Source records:

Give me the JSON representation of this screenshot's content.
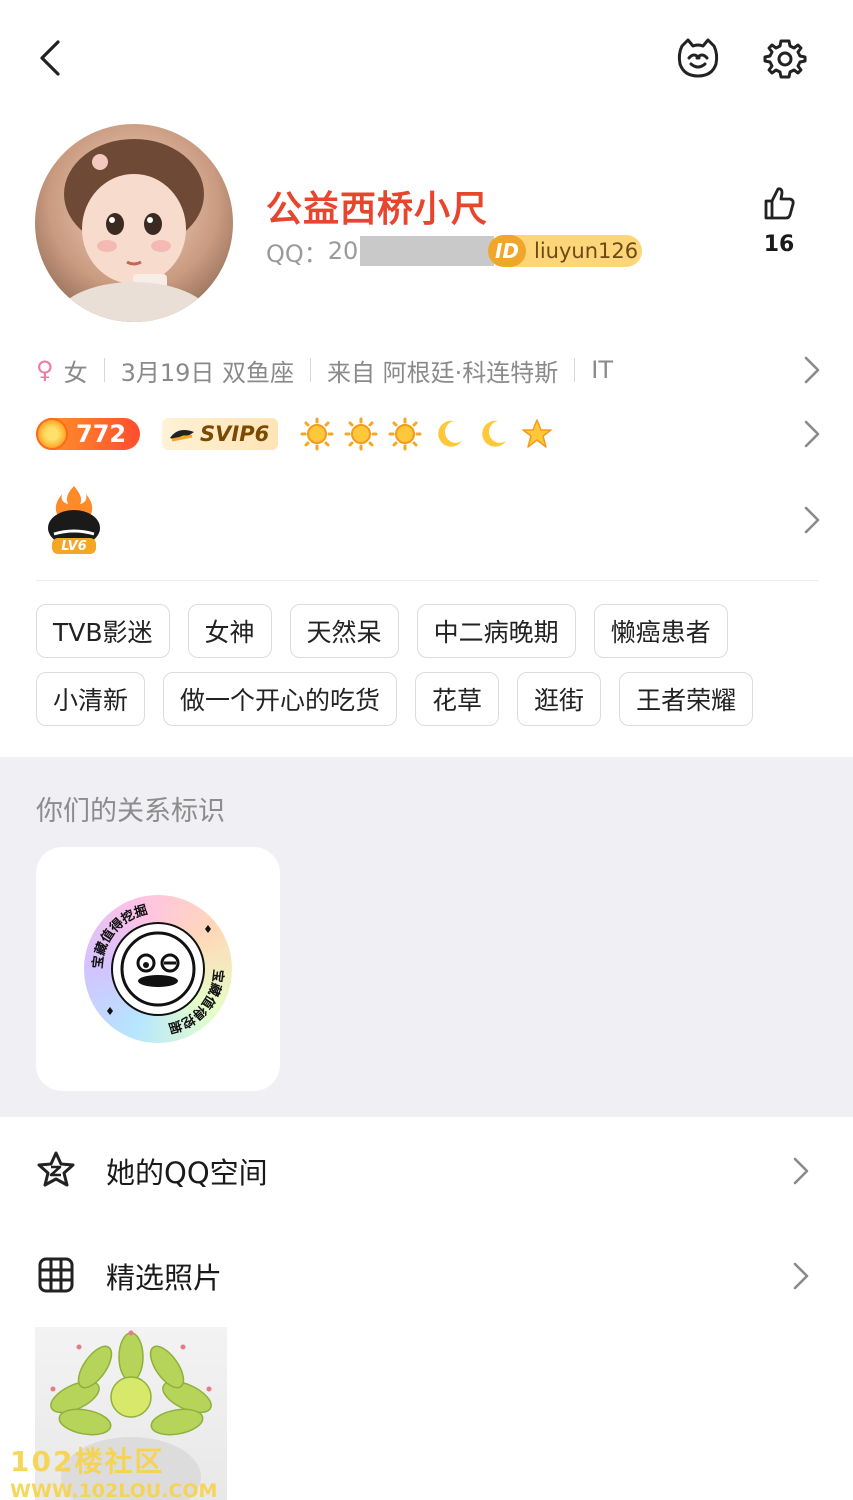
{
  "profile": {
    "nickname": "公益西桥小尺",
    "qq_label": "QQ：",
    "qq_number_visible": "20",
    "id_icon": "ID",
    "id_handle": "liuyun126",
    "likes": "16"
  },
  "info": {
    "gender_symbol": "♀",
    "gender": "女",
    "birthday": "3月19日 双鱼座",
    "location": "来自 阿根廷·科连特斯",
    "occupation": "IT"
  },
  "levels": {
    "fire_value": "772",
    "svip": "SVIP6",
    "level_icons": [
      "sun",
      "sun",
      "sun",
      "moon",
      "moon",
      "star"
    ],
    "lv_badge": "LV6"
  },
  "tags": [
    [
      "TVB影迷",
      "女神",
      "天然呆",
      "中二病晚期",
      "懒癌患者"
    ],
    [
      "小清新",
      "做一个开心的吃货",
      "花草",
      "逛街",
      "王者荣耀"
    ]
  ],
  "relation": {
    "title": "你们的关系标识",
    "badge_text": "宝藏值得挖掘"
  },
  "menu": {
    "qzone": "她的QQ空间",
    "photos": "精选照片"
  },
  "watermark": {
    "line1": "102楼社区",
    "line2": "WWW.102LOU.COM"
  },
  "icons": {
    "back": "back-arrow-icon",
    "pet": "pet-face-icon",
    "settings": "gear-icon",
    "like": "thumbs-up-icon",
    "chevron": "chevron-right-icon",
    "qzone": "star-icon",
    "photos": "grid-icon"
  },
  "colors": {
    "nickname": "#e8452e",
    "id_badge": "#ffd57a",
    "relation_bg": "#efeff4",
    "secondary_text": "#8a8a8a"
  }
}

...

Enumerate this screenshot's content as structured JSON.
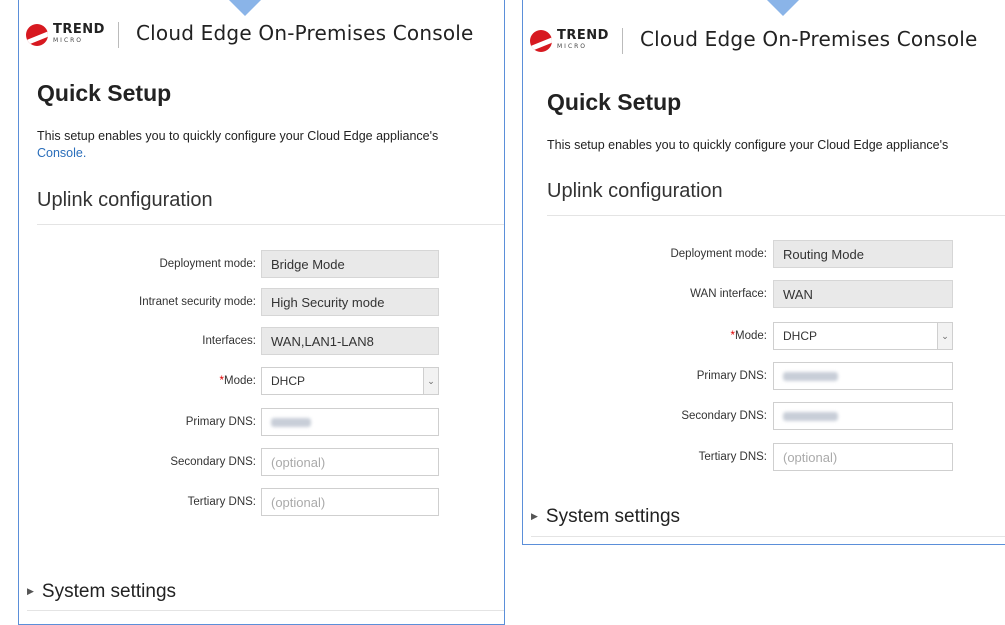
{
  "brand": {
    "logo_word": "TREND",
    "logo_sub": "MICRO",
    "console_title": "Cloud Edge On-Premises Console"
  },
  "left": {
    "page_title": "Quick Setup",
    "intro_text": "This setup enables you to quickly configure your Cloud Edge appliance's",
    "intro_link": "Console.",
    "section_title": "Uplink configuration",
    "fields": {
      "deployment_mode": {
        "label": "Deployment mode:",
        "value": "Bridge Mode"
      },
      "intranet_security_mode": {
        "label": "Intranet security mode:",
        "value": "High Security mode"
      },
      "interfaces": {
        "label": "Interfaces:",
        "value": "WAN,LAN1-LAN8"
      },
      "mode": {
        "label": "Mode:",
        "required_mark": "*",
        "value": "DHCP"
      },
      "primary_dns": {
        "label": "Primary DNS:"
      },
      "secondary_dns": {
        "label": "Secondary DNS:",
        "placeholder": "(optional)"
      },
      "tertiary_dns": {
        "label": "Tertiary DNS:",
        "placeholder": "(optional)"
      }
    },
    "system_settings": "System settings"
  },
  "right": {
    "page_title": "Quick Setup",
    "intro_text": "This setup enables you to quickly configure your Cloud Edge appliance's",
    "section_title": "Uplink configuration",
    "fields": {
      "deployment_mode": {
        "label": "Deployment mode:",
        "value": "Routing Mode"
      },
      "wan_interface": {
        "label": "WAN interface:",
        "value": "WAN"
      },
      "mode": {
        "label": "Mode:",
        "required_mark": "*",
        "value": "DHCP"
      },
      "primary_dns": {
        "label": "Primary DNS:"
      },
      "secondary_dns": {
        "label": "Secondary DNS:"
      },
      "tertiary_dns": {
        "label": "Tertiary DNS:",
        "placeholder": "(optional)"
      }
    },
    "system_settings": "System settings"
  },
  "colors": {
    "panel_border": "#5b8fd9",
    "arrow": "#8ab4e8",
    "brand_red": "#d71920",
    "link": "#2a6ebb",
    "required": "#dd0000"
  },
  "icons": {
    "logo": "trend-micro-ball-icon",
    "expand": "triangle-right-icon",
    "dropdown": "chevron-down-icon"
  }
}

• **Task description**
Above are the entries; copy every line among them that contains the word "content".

• **Result of the exercise**
Give me the JSON representation of this screenshot's content.
Enumerate this screenshot's content as structured JSON.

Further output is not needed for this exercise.